While political parties and the press chart their own course, the administration faces the heat. “The local press has indeed magnified our worries,” says a top district administration official in Muzaffarnagar. Recently, the state machinery was on tenterhooks when local politicians of the majority community planned an anniversary of the double murder of the cousins Sachin and Gaurav in Malikpura.
A day after it was announced, the local press was on the job again.
“You read those stories. Most of them are far from the truth,” the district administration official says. On August 21, Dainik Jagran ran a headline: “Kawal se guzre to bura anjam hoga” (The consequences will be deadly if anybody passes through Kawal). On August 24, it said: ‘Kawal ka maarg LoC nahin hai’ (The road through Kawal is not the Line of Control between India and Pakistan).
“All of it was feeding the rumour factories,” says the official. There was an attempt to show that the people of Kawal village, mostly Muslims, were not in favour of letting Hindus pass through their village on their way to neighbouring Malakpura village where the anniversary ceremony was planned.

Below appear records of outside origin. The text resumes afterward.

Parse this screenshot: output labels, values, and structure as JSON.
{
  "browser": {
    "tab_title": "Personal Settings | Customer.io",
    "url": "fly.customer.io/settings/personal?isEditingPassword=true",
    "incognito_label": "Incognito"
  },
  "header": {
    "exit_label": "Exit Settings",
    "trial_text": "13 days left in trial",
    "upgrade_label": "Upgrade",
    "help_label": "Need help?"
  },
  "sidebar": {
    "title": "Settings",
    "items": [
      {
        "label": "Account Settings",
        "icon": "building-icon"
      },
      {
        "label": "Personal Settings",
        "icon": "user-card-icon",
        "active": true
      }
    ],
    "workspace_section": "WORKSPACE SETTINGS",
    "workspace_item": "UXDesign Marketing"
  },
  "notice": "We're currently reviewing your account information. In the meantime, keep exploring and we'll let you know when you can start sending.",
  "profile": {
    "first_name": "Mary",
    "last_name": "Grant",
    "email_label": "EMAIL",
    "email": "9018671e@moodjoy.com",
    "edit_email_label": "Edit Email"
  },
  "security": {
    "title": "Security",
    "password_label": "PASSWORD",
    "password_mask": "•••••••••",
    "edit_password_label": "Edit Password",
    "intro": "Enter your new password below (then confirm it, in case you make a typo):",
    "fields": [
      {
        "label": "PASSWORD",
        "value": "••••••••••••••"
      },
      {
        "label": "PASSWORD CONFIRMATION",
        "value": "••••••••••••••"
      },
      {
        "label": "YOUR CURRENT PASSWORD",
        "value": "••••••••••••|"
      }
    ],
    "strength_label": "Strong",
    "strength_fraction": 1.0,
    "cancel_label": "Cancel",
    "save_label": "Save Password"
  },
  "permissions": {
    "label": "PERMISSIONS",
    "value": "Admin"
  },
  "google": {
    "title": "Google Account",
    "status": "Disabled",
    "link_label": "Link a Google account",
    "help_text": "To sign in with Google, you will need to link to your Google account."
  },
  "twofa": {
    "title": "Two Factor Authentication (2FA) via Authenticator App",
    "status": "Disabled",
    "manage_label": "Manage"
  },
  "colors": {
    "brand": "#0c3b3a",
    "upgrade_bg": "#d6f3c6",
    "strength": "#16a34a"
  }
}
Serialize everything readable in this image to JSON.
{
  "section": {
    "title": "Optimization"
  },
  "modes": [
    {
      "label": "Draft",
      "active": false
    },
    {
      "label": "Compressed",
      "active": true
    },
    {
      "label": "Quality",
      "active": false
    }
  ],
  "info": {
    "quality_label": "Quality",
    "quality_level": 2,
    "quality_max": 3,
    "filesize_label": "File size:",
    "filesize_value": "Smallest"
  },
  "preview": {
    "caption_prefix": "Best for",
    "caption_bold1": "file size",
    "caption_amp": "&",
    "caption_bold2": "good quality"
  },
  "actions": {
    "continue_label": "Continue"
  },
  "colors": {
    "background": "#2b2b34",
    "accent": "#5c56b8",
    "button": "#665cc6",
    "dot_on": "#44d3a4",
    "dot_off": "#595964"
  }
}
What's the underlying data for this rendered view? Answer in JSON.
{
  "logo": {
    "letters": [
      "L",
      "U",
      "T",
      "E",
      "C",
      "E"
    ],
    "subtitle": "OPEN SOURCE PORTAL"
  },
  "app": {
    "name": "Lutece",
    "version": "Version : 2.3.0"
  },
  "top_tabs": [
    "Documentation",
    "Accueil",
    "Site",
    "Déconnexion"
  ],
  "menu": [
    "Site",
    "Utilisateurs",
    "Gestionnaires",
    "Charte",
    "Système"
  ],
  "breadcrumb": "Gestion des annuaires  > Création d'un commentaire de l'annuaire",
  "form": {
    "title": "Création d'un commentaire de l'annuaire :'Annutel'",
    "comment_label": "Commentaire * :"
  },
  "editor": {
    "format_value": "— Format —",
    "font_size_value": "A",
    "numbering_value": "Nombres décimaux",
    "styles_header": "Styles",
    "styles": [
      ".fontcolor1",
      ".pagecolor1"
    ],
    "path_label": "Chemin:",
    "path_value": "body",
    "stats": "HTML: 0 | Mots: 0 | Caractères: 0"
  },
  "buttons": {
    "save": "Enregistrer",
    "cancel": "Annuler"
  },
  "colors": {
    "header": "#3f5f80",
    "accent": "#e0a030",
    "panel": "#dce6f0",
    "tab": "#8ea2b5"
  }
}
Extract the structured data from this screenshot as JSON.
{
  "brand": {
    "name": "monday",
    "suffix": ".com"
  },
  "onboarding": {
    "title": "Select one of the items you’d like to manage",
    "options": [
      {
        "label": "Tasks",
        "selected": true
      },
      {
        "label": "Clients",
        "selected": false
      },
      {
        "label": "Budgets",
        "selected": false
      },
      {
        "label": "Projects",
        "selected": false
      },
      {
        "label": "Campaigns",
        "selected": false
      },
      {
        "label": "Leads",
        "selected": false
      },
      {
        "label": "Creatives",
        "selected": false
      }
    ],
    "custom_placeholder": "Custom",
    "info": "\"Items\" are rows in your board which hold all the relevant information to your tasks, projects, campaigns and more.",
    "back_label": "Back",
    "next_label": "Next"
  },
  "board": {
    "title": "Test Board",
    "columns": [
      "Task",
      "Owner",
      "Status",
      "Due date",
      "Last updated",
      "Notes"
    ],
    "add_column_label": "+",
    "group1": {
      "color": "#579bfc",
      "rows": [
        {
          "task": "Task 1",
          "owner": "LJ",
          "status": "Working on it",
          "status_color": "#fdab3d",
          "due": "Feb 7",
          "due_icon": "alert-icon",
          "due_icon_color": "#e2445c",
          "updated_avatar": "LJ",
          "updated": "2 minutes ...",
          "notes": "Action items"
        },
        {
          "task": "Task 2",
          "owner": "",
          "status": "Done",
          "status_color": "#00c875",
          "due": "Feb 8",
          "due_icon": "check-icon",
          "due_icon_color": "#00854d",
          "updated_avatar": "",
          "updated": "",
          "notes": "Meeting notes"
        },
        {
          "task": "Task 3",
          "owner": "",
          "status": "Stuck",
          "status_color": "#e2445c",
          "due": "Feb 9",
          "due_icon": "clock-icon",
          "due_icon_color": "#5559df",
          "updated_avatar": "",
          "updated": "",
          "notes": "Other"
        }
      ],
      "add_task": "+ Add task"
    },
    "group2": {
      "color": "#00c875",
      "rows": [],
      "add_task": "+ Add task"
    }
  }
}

“This is factually incorrect,” the official says. “In fact, people from both communities had decided that they would cooperate and allow the anniversary to be marked peacefully,” Kaushal Raj Sharma, District Magistrate, Muzaffarmagar, informed Hardnews, adding, “We had meetings with them and they were willing to come together to ensure that nothing goes wrong.” But because of the reports in the local press, he says, “we had to deploy 50 per cent additional forces when there was no need at all.”.. read more: